Astronomers have a long history of visualization. Going back only as far as Galileo, discoveries were made using sketches of celestial objects moving over time. Today, Astronomy inquiries can, and often do, make use of petabytes of data at once. Huge surveys are analyzed statistically to understand tiny fluctuations that hint at the fundamental nature of the Universe, and myriad data sets, from telescopes across the globe and in space are brought together to solve problems ranging from the nature of black holes to the structure of the Milky Way to the origins of planets like Earth. In this talk, I will summarize the state of partnerships between astronomical, physical, and computational approaches to gleaning insight from combinations of scientific and information visualization in Astrophysics. In particular, I will discuss how the glue linked-view visualization environment (http://glueviz.org), developed originally to facilitate high-dimensional data exploration in Astronomy and Medicine, can be extended to many other fields of data-driven inquiry. In addition, I will explain how the current open-source, plug & play, approach to software facilitates the combination of powerful programs and projects such as glue, WorldWide Telescope, ESA Sky, and the Zooniverse Citizen Science platform.

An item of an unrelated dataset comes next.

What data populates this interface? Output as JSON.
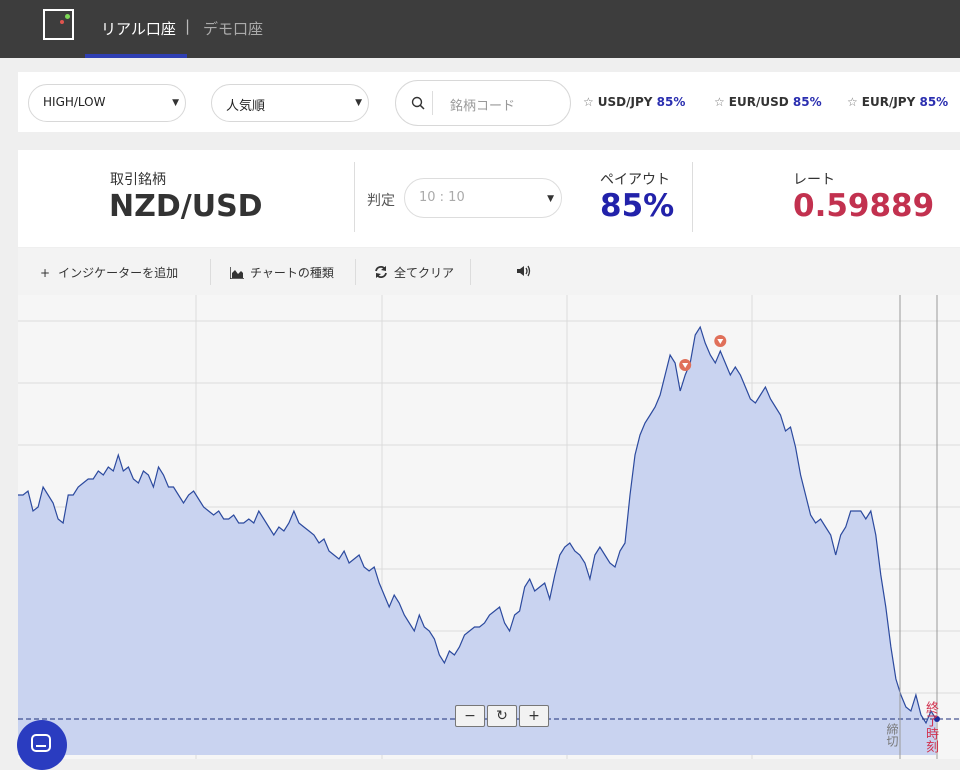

Alyssa Goodman is the Robert Wheeler Willson Professor of Applied Astronomy at Harvard University, and a Research Associate of the Smithsonian Institution. Goodman’s work spans astrophysics, science education, data science, data visualization, and prediction. Her astrophysical research is aimed at understanding how interstellar gas arranges itself into new stars and on new techniques for measuring the structure of the Galaxy. She is the leader and founder of several efforts that use the WorldWide Telescope software to help teach science, and to make discoveries about the Universe. Goodman also leads the effort creating the high-dimensional linked-view exploratory data visualization software known as “glue,” as well as the HarvardX course called “PredictionX,” which traces the history of prediction from ancient times to modern simulations. Many of Goodman’s efforts come together under the umbrella of the “Seamless Astronomy,” collaboration based at the CfA, which she also organizes.